Why? Because human beings are drawn to human stories, and the media have an economic incentive to tell those stories, regardless of political bent.
The McCain camp's complaint about a media "feeding frenzy" focused on Palin is even more precious.
McCain chose to introduce a totally unknown player to the national scene at a critical point in the campaign, and he did so by portraying her as a gun-toting mother of five, riding out of the wilds of Alaska like a female John Wayne to clean up Washington.
And they claim to be shocked at the "feeding frenzy" they set off? In the first hours after the announcement, TV reporters had so little information about Palin that they were reduced to reading off Wikipedia for information. Of course, the media descended on Alaska to try to fill in the gaps as quickly as possible.
The story the McCain camp peddled was so appealing that Palin even drew coverage from Us magazine, People and National Enquirer, outlets that would never have wasted ink on a Sen. Kay Bailey Hutchison or Sen. Tim Pawlenty. Their interest was human, not political.
The real reason Schmidt is angry is that the reporting has shown that so much of the original McCain narrative was untrue.
Palin was cast as a reformer who fought the infamous "Bridge to Nowhere." But in fact, she ran for governor in 2006 as a champion of the pork-barrel bridge and "opposed" it only after it was clear the project was dead.
We were told that Palin abhors earmarks, the special congressional appropriations that Alaska politicians have used to bleed billions from the American taxpayer. But it turns out Palin fought to get earmarks both as mayor and as governor, hiring lobbyists and going to Washington herself to bring them home.

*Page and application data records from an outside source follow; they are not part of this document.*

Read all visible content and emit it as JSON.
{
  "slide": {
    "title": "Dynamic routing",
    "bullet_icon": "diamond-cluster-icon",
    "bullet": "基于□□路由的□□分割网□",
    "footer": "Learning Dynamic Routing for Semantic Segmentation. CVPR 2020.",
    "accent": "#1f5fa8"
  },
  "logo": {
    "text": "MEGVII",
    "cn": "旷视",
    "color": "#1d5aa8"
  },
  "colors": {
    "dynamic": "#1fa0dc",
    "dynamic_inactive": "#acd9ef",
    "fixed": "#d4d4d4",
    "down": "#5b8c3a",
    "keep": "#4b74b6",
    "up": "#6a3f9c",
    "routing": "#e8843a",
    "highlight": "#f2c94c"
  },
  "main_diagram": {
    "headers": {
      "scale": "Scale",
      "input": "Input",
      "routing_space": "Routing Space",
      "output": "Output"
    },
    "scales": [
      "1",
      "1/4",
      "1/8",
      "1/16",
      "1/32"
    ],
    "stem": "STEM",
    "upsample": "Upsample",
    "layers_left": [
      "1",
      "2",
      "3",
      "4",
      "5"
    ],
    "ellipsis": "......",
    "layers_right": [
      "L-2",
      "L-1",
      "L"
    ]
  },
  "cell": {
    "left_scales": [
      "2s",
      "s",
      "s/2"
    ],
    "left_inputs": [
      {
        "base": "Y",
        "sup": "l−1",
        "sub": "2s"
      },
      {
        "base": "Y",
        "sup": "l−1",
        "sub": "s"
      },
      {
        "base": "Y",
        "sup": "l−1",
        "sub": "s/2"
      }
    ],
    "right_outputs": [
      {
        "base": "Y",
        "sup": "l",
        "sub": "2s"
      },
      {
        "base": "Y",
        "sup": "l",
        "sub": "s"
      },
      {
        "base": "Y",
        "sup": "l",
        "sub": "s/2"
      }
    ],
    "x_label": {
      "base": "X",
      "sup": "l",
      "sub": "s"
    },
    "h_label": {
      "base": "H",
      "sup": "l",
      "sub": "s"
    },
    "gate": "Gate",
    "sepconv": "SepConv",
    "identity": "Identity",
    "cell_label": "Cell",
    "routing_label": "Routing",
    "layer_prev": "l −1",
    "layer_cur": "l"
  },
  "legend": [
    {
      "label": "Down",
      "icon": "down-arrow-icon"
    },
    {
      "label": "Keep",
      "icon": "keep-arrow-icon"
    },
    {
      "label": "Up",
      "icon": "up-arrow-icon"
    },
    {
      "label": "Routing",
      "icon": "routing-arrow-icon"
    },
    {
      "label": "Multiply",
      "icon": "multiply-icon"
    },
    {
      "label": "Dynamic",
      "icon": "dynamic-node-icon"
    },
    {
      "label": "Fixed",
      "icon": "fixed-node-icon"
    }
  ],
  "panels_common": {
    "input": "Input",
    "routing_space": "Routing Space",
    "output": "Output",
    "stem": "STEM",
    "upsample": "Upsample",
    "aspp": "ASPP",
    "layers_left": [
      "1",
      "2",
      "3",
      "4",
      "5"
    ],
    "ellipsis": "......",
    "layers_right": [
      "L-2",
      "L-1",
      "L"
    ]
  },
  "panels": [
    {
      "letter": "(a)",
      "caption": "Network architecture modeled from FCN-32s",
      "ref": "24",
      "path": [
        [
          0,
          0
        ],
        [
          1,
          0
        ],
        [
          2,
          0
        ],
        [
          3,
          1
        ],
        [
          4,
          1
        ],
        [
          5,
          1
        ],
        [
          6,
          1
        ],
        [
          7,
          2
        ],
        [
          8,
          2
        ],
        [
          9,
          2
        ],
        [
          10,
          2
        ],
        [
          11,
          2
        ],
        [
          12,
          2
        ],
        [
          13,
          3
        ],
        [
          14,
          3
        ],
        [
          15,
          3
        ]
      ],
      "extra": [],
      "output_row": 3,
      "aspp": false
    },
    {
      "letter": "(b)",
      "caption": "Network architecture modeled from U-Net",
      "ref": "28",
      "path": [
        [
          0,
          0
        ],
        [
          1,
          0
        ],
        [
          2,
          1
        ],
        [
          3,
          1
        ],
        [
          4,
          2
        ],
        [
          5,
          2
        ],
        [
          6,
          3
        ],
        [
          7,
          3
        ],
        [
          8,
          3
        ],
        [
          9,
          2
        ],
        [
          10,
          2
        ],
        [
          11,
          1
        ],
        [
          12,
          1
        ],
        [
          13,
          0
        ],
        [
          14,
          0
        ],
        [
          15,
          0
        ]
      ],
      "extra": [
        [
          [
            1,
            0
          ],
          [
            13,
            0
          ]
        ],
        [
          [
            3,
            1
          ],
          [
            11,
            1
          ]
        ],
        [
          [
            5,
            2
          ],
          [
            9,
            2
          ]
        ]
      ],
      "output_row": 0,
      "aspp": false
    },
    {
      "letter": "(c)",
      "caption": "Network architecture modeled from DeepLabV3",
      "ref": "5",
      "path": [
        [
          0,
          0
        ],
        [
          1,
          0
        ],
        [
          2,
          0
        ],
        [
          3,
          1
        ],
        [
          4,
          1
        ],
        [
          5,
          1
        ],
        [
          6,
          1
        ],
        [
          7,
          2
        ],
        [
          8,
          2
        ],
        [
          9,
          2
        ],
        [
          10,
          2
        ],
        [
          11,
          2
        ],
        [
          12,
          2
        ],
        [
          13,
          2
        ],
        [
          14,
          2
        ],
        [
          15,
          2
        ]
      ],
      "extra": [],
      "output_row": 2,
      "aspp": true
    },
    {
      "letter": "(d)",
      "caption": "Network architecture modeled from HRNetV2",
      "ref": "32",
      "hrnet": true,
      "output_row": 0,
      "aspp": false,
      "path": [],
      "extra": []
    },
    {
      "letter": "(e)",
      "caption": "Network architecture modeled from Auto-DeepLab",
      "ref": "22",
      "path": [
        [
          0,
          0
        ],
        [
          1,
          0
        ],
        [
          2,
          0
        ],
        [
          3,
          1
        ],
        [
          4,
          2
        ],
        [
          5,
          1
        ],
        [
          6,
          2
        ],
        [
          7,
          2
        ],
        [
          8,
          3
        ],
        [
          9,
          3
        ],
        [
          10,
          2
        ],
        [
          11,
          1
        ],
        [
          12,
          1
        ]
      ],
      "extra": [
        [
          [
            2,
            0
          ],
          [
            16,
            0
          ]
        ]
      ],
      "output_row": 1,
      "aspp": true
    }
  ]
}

It's not the media's fault that the cinematic story envisioned by McCain and his staff has fallen apart on closer inspection. They just didn't do their homework, and they got caught.